Adam Fitz Swain's 12th-century priory of St. Mary Magdalene at Lundwood, Barnsley is also known as Monk Bretton Priory. It was a daughter house of St Johns Priory for Cluniac monks, founded by Robert de Laci (de Lacy) near to his base at Pontefract Castle. Cluniacs at Monk Bretton controlled agriculture and natural resources on many sites between Wakefield and Rotherham.
Their market charter was the cause of Barnsley's growth into a West Riding market town. King Edward I was troubled when monks came from La Charité-sur-Loire in France to fight for control of this wealth.
Here lived "the black monks of St Mary's priory" in The Lytill Geste of Robin Hood. They are commemorated in the nearby Mill of the Black Monks restaurant.
After dissolution under Henry VIII, it was home to the Armyne and Talbot families, descendents of the Earl of Shrewsbury. Monk Bretton Priory is now owned by Barnsley MBC under English Heritage custody and promoted by the Diocese of Wakefield.
This historic site is being developed for its educational value and is to become a feature of the Trans Pennine Trail and Yorkshire tourism.
Approx 3 miles north-east of Barnsley Town Centre, Off Pontefract Road (A628)
Open 7 days a week, 10.00 am - 6.00 pm April to September
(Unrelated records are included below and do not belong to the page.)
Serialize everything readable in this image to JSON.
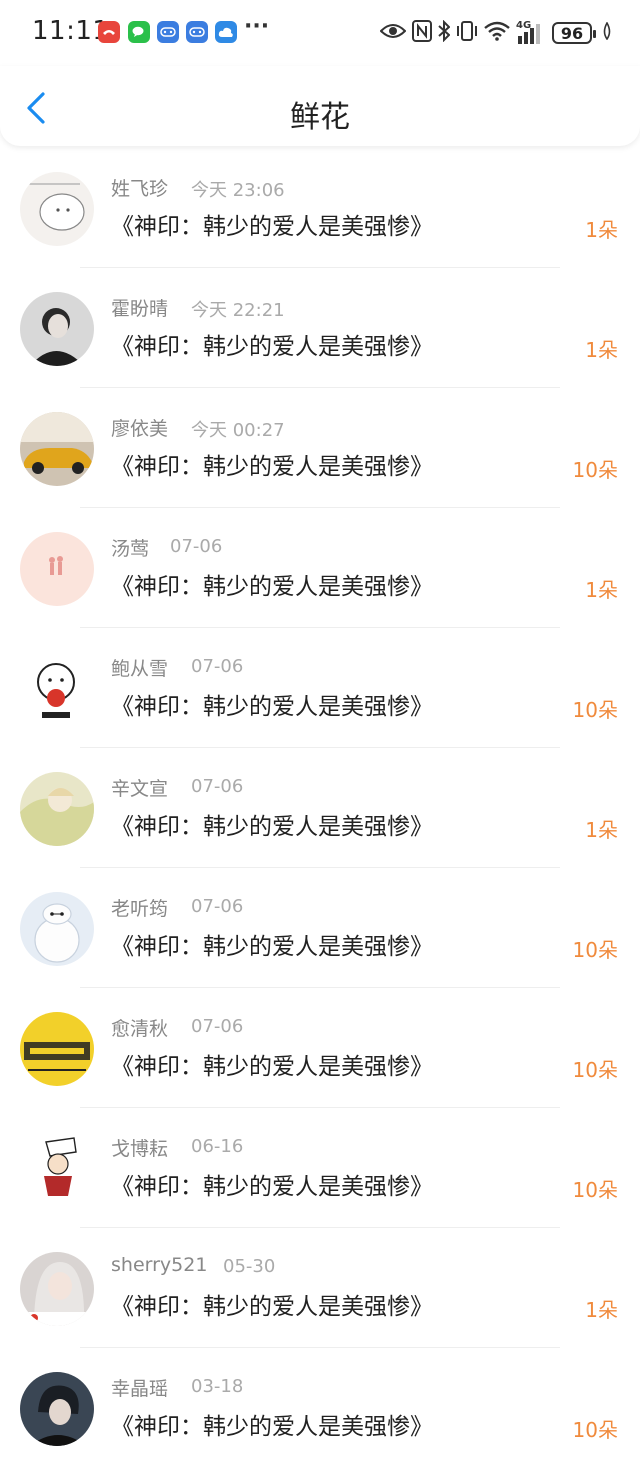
{
  "status_bar": {
    "time": "11:11",
    "more": "···",
    "network": "4G",
    "battery": "96",
    "app_icons": [
      "missed-call-icon",
      "wechat-icon",
      "game-controller-icon",
      "game-controller-icon",
      "cloud-icon"
    ],
    "app_colors": [
      "#e8453c",
      "#2bc04a",
      "#3b7de0",
      "#3b7de0",
      "#2f8ae5"
    ]
  },
  "header": {
    "title": "鲜花",
    "back_icon": "chevron-left-icon",
    "accent": "#1a8cf0"
  },
  "records": [
    {
      "name": "姓飞珍",
      "time": "今天 23:06",
      "book": "《神印：韩少的爱人是美强惨》",
      "amount": "1朵",
      "avatar_color": "#f4f1ee"
    },
    {
      "name": "霍盼晴",
      "time": "今天 22:21",
      "book": "《神印：韩少的爱人是美强惨》",
      "amount": "1朵",
      "avatar_color": "#5a5a5a"
    },
    {
      "name": "廖依美",
      "time": "今天 00:27",
      "book": "《神印：韩少的爱人是美强惨》",
      "amount": "10朵",
      "avatar_color": "#c89a2a"
    },
    {
      "name": "汤莺",
      "time": "07-06",
      "book": "《神印：韩少的爱人是美强惨》",
      "amount": "1朵",
      "avatar_color": "#fbe4dc"
    },
    {
      "name": "鲍从雪",
      "time": "07-06",
      "book": "《神印：韩少的爱人是美强惨》",
      "amount": "10朵",
      "avatar_color": "#ffffff"
    },
    {
      "name": "辛文宣",
      "time": "07-06",
      "book": "《神印：韩少的爱人是美强惨》",
      "amount": "1朵",
      "avatar_color": "#e8e6c8"
    },
    {
      "name": "老听筠",
      "time": "07-06",
      "book": "《神印：韩少的爱人是美强惨》",
      "amount": "10朵",
      "avatar_color": "#e6edf5"
    },
    {
      "name": "愈清秋",
      "time": "07-06",
      "book": "《神印：韩少的爱人是美强惨》",
      "amount": "10朵",
      "avatar_color": "#f2d02a"
    },
    {
      "name": "戈博耘",
      "time": "06-16",
      "book": "《神印：韩少的爱人是美强惨》",
      "amount": "10朵",
      "avatar_color": "#ffffff"
    },
    {
      "name": "sherry521",
      "time": "05-30",
      "book": "《神印：韩少的爱人是美强惨》",
      "amount": "1朵",
      "avatar_color": "#d9d4d2"
    },
    {
      "name": "幸晶瑶",
      "time": "03-18",
      "book": "《神印：韩少的爱人是美强惨》",
      "amount": "10朵",
      "avatar_color": "#3a4654"
    }
  ],
  "colors": {
    "amount": "#f08a3c",
    "name": "#888888",
    "time": "#aaaaaa"
  }
}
10.00 am - 5.00 pm throughout October
10.00 am - 4.00 pm November - March and closed over Christmas and New Years Day.